WORK TASK:
Each line of the data must reappear exactly in your answer, with no images included.

DATA:

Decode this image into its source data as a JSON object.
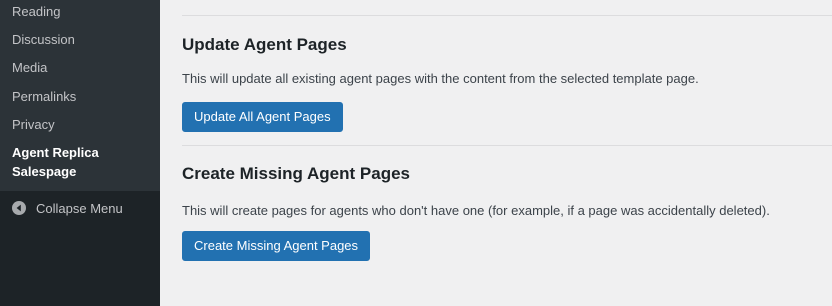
{
  "sidebar": {
    "items": [
      {
        "label": "Reading"
      },
      {
        "label": "Discussion"
      },
      {
        "label": "Media"
      },
      {
        "label": "Permalinks"
      },
      {
        "label": "Privacy"
      },
      {
        "label": "Agent Replica Salespage",
        "current": true
      }
    ],
    "collapse_label": "Collapse Menu"
  },
  "main": {
    "sections": [
      {
        "title": "Update Agent Pages",
        "description": "This will update all existing agent pages with the content from the selected template page.",
        "button_label": "Update All Agent Pages"
      },
      {
        "title": "Create Missing Agent Pages",
        "description": "This will create pages for agents who don't have one (for example, if a page was accidentally deleted).",
        "button_label": "Create Missing Agent Pages"
      }
    ]
  },
  "colors": {
    "sidebar_bg": "#1d2327",
    "submenu_bg": "#2c3338",
    "accent": "#2271b1",
    "page_bg": "#f0f0f1"
  }
}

WRITTEN RESPONSE:
Decode this image into its source data as a JSON object.
{
  "sidebar": {
    "items": [
      {
        "label": "Reading"
      },
      {
        "label": "Discussion"
      },
      {
        "label": "Media"
      },
      {
        "label": "Permalinks"
      },
      {
        "label": "Privacy"
      },
      {
        "label": "Agent Replica Salespage",
        "current": true
      }
    ],
    "collapse_label": "Collapse Menu"
  },
  "main": {
    "sections": [
      {
        "title": "Update Agent Pages",
        "description": "This will update all existing agent pages with the content from the selected template page.",
        "button_label": "Update All Agent Pages"
      },
      {
        "title": "Create Missing Agent Pages",
        "description": "This will create pages for agents who don't have one (for example, if a page was accidentally deleted).",
        "button_label": "Create Missing Agent Pages"
      }
    ]
  },
  "colors": {
    "sidebar_bg": "#1d2327",
    "submenu_bg": "#2c3338",
    "accent": "#2271b1",
    "page_bg": "#f0f0f1"
  }
}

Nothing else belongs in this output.